Bottom Line: Persistent exposure of colon epithelial cells to hydrophobic bile acids can result in the activation of pro-survival stress-response pathways, and the modulation of numerous genes/proteins associated with chromosome maintenance and mitosis.The multiple mechanisms by which hydrophobic bile acids contribute to genomic instability are discussed, and include oxidative DNA damage, p53 and other mutations, micronuclei formation and aneuploidy.Since bile acids and oxidative stress decrease DNA repair proteins, an increase in DNA damage and increased genomic instability through this mechanism is also described.

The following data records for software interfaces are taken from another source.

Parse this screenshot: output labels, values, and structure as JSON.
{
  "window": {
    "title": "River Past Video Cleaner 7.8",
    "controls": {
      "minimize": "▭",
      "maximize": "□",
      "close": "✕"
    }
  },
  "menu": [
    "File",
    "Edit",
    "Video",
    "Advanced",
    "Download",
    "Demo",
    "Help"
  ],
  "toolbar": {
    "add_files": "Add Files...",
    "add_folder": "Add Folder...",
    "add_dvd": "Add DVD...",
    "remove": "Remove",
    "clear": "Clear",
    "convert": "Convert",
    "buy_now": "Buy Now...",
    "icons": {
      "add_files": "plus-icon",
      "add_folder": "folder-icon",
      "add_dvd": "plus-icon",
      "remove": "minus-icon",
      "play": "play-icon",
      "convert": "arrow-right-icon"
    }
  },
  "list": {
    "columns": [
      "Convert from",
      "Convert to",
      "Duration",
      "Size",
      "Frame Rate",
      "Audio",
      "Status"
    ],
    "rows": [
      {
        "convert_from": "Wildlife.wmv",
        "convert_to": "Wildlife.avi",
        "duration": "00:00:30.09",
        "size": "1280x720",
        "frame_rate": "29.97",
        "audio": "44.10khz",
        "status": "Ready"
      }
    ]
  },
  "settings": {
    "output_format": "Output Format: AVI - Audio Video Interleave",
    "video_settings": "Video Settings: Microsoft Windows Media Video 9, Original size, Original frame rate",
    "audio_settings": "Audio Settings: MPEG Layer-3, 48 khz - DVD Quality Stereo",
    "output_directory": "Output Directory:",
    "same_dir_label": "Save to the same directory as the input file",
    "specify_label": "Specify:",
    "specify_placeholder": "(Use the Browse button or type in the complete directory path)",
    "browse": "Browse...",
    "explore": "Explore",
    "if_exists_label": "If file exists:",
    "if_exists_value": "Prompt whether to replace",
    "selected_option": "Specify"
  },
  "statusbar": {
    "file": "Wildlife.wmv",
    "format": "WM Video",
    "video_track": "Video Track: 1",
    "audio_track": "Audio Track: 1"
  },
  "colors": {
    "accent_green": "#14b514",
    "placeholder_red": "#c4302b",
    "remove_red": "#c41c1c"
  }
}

View Article: PubMed Central - PubMed

Affiliation: Department of Cell Biology and Anatomy, College of Medicine, University of Arizona, Tucson, Arizona, USA.

ABSTRACT
Sporadic colon cancer is caused predominantly by dietary factors. We have selected bile acids as a focus of this review since high levels of hydrophobic bile acids accompany a Western-style diet, and play a key role in colon carcinogenesis. We describe how bile acid-induced stresses cause cell death in susceptible cells, contribute to genomic instability in surviving cells, impose Darwinian selection on survivors and enhance initiation and progression to colon cancer. The most likely major mechanisms by which hydrophobic bile acids induce stresses on cells (DNA damage, endoplasmic reticulum stress, mitochondrial damage) are described. Persistent exposure of colon epithelial cells to hydrophobic bile acids can result in the activation of pro-survival stress-response pathways, and the modulation of numerous genes/proteins associated with chromosome maintenance and mitosis. The multiple mechanisms by which hydrophobic bile acids contribute to genomic instability are discussed, and include oxidative DNA damage, p53 and other mutations, micronuclei formation and aneuploidy. Since bile acids and oxidative stress decrease DNA repair proteins, an increase in DNA damage and increased genomic instability through this mechanism is also described. This review provides a mechanistic explanation for the important link between a Western-style diet and associated increased levels of colon cancer.

No MeSH data available.


Related in: MedlinePlus